What you should do:
Report all lines below with the word "data".

Source material:

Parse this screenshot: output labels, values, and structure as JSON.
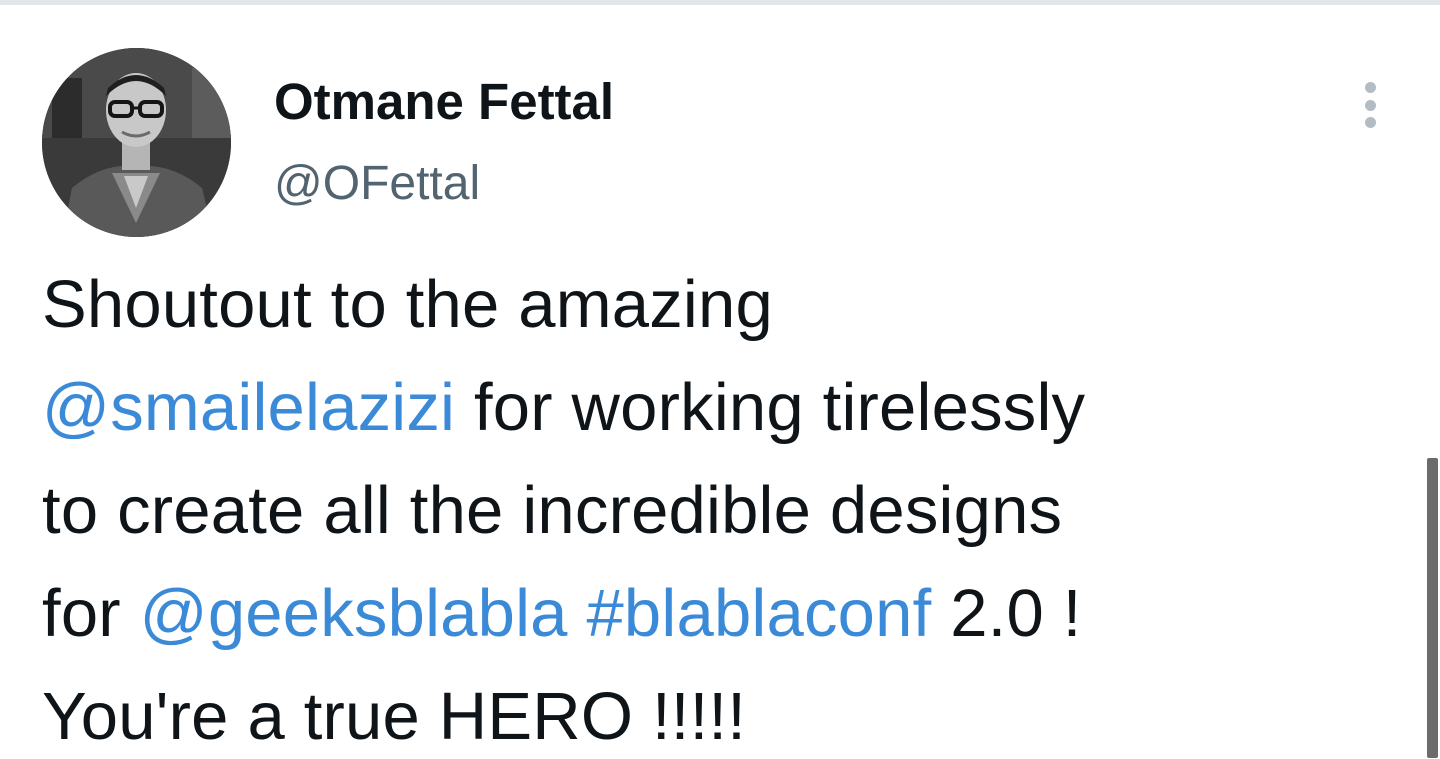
{
  "tweet": {
    "author": {
      "display_name": "Otmane Fettal",
      "handle": "@OFettal",
      "avatar_icon": "user-photo"
    },
    "more_icon": "vertical-ellipsis-icon",
    "text": {
      "line1": "Shoutout to the amazing",
      "mention_smail": "@smailelazizi",
      "line2_rest": " for working tirelessly",
      "line3": "to create all the incredible designs",
      "line4_prefix": "for ",
      "mention_geeks": "@geeksblabla",
      "line4_space": " ",
      "hashtag": "#blablaconf",
      "line4_suffix": " 2.0 !",
      "line5": "You're a true HERO !!!!!"
    }
  },
  "colors": {
    "text": "#0f1419",
    "secondary": "#536471",
    "link": "#3b8ad8",
    "divider": "#e1e6ea",
    "more_icon": "#b3bcc4",
    "scrollbar": "#6b6b6b"
  }
}
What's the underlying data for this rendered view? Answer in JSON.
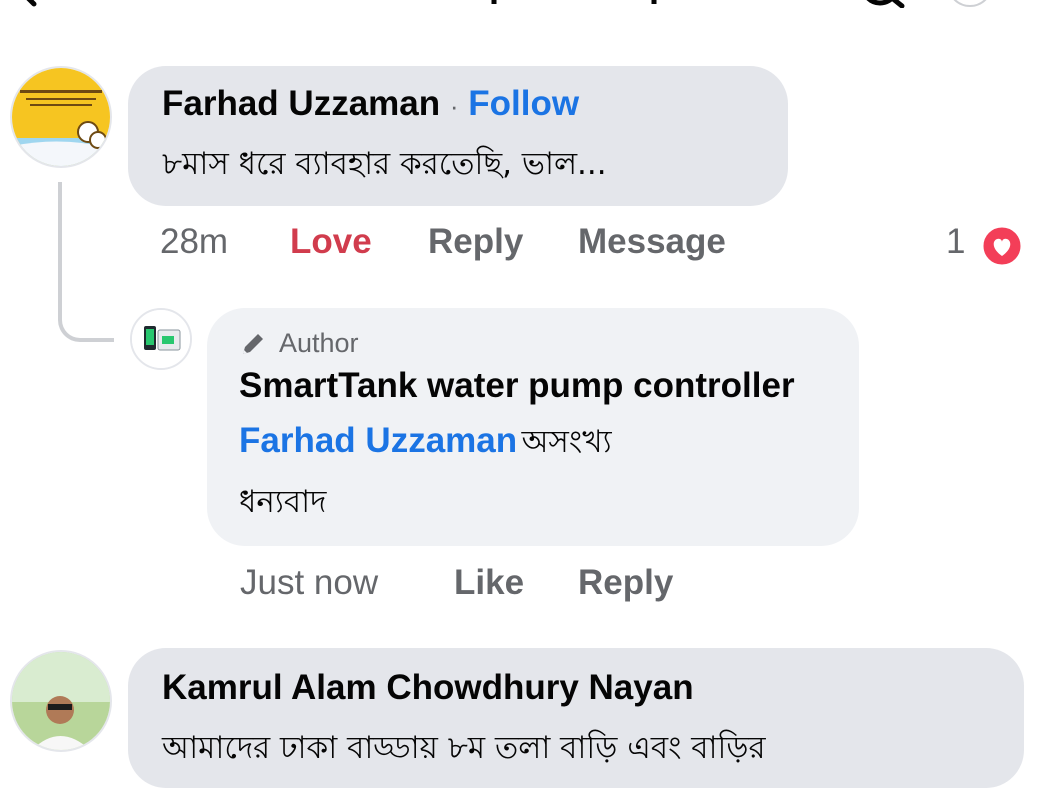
{
  "comments": [
    {
      "author": "Farhad Uzzaman",
      "separator": "·",
      "follow_label": "Follow",
      "text": "৮মাস ধরে ব্যাবহার করতেছি, ভাল...",
      "time": "28m",
      "reaction_label": "Love",
      "reply_label": "Reply",
      "message_label": "Message",
      "reaction_count": "1"
    },
    {
      "badge_label": "Author",
      "author": "SmartTank water pump controller",
      "mention": "Farhad Uzzaman",
      "text_line1": "অসংখ্য",
      "text_line2": "ধন্যবাদ",
      "time": "Just now",
      "like_label": "Like",
      "reply_label": "Reply"
    },
    {
      "author": "Kamrul Alam Chowdhury Nayan",
      "text": "আমাদের ঢাকা বাড্ডায়  ৮ম তলা বাড়ি এবং বাড়ির"
    }
  ],
  "colors": {
    "link": "#1b74e4",
    "love": "#d13c4d",
    "bubble": "#e4e6eb",
    "bubble_reply": "#f0f2f5",
    "meta": "#65676b"
  },
  "icons": [
    "back-arrow-icon",
    "search-icon",
    "more-icon",
    "heart-reaction-icon",
    "pencil-icon"
  ]
}
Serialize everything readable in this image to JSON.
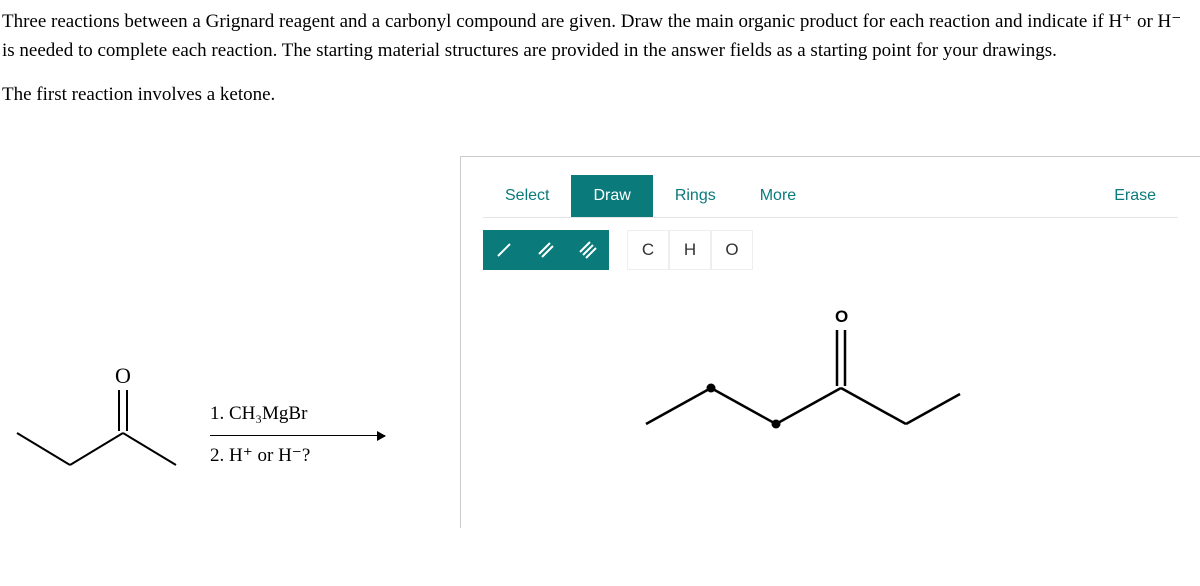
{
  "question": {
    "para1": "Three reactions between a Grignard reagent and a carbonyl compound are given. Draw the main organic product for each reaction and indicate if H⁺ or H⁻ is needed to complete each reaction. The starting material structures are provided in the answer fields as a starting point for your drawings.",
    "para2": "The first reaction involves a ketone."
  },
  "reaction": {
    "step1": "1. CH₃MgBr",
    "step2": "2. H⁺ or H⁻?"
  },
  "toolbar": {
    "select": "Select",
    "draw": "Draw",
    "rings": "Rings",
    "more": "More",
    "erase": "Erase"
  },
  "tools": {
    "single": "/",
    "double": "//",
    "triple": "///",
    "C": "C",
    "H": "H",
    "O": "O"
  },
  "canvas_label": "O"
}
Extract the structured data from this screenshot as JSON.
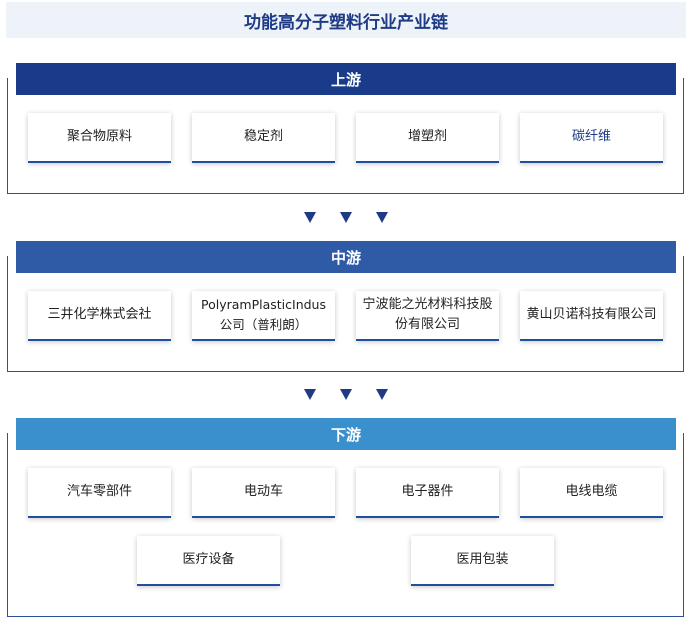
{
  "title": "功能高分子塑料行业产业链",
  "colors": {
    "upstream": "#1a3b8a",
    "midstream": "#2f5aa6",
    "downstream": "#3a90cc",
    "frame": "#2d4f9e",
    "arrow": "#1f3b86"
  },
  "upstream": {
    "label": "上游",
    "items": [
      "聚合物原料",
      "稳定剂",
      "增塑剂",
      "碳纤维"
    ]
  },
  "midstream": {
    "label": "中游",
    "items": [
      "三井化学株式会社",
      "PolyramPlasticIndus公司（普利朗）",
      "宁波能之光材料科技股份有限公司",
      "黄山贝诺科技有限公司"
    ]
  },
  "downstream": {
    "label": "下游",
    "items": [
      "汽车零部件",
      "电动车",
      "电子器件",
      "电线电缆",
      "医疗设备",
      "医用包装"
    ]
  }
}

Your response:
What's the underlying data for this rendered view? Answer in JSON.
Extract the structured data from this screenshot as JSON.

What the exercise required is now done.